Of course, even with the correct biochemical/nutritional approach, there are number of challenges to make T2D reversal possible at scale:
Eliminating diabetes medications safely requires day-to-day (not monthly) careful adjustments by a physician. This is not how physicians work and would not be cost-efficient.
Anything nutrition related requires a very high degree of individualization based on health status, lifestyle preferences and other life circumstances. For the 1% DIY’ers (who probably disproportionally read blogs like this one) any extreme approach can work, but at a population level, it won’t be enough.
Both the patient and physician would need near real-time biomarker (e.g., CGM) data to adjust meds and the overall intervention. [By the way, I get asked all the time—mostly on Twitter—what CGM is…for those about to ask, here you go.]
All behavior change and lifestyle interventions have failed at scale because only a small fraction of the population is able to DIY through complex decisions in today’s environment and life circumstances. This would require a near real time “personal coach” who can address any situation (e.g., family struggle, travel, new job, holidays).
It appears that we may be a step closer to somebody solving this challenge. Today, the first results of a T2D reversal clinical trial were published in the Journal of Medical Internet Research that show a promising new way to look at T2D: it is reversible in a large percentage of average patients, safely and sustainably.

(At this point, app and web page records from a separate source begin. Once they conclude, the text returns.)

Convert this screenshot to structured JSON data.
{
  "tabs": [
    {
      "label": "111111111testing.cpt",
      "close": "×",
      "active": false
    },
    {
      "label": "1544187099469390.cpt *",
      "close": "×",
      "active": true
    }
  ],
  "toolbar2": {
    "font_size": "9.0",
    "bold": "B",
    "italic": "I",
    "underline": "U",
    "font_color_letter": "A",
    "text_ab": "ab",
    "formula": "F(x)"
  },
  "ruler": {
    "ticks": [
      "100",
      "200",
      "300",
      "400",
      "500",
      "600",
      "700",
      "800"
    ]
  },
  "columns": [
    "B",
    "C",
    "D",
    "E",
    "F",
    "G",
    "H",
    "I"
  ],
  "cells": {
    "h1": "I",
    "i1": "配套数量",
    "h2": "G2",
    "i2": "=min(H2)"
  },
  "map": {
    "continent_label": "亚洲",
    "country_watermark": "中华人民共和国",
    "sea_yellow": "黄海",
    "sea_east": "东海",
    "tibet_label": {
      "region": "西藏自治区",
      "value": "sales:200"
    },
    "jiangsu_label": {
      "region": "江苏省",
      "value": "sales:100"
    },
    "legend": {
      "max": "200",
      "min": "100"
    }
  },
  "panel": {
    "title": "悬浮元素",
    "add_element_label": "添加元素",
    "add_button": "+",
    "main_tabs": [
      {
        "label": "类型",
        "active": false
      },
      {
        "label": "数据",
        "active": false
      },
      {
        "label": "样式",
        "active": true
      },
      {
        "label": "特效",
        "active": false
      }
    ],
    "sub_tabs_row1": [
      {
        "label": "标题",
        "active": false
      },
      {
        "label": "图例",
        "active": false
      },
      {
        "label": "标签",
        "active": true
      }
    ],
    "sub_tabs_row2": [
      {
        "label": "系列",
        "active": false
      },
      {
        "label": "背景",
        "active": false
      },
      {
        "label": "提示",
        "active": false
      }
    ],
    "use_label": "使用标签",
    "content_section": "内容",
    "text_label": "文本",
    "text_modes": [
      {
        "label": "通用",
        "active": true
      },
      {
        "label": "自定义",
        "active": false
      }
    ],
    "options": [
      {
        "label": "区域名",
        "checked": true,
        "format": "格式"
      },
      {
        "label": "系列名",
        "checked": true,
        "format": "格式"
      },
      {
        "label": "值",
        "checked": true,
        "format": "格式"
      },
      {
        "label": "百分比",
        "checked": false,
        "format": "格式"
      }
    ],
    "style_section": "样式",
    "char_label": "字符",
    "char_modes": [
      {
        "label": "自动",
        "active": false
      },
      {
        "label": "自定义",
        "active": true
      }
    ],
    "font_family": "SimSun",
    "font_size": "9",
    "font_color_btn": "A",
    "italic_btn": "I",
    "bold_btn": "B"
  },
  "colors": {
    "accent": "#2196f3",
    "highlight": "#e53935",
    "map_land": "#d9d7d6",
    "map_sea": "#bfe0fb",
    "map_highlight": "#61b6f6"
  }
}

The trial was conducted by Virta Health, an online diabetes reversal clinic, which uses technology and artificial intelligence to solve the above mentioned care delivery challenges. The entire intervention is managed by physicians and the nutritional approach is based on highly individualized carbohydrate restriction and nutritional ketosis (which I’ve written about extensively in the past and throughout this blog).
The trial took place in Lafayette, IN, in partnership with Indiana University Health. A total of 262 women and men with T2D enrolled in the Virta Clinic. Average age was 54 (Stdev: 8); BMI 40.8 (Stdev: 8.9) and two-thirds of the patients were female. The trial will continue for at least two years, and data from the first 70 days were published today.
After just ten weeks:
56% of the diabetics enrolled achieved an HbA1C below the diabetic range (6.5%), while eliminating hypoglycemic medications
Almost 90% of insulin users had it either completely eliminated (close to 40%) or reduced
Mean body mass reduction was just over 7%, which is quite significant, but also shows that diabetes can be reversed before massive weight loss (i.e., it’s not the obesity that causes type 2 diabetes, which is consistent with the gastric bypass literature)
Patient completion rate was >90%, which is remarkably high in an outpatient-based intervention.
Reported feelings of hunger decreased from the pre-trial level (this seems to be a strong indication that will-power driven caloric restriction was not a factor in weight loss)
Importantly, there were no serious adverse events, no incidence of symptomatic hypoglycemia, and no incidents of ketoacidosis.
The trial is ongoing with one-year data expected to be published shortly.
Yes, this is only one clinical trial and 70 days is not very long, but these data force us to consider that there is another way to look at T2D: it is not a chronic condition that gets progressively worse. With the combination of the right science and technology, it can be reversed at scale and among average diabetics. Clearly we need to look at the long-term success, and see many more patients succeed safely, but this is more promising than anything I have ever seen. I’ve seen some of the preliminary 1+ year analysis and the results look very impressive. I look forward to sharing them as they become publicly available.
If you are interested, you can learn more about Virta and their diabetes reversal science here. I’m excited to be a very small part of this organization and I look forward to the day when every patient with T2D at least has the chance to try an approach that can potentially reverse their condition.
Article by: Dr. Peter Attia, MD
Reviewed / Posted by: Justin Henson, APRN, FNP-C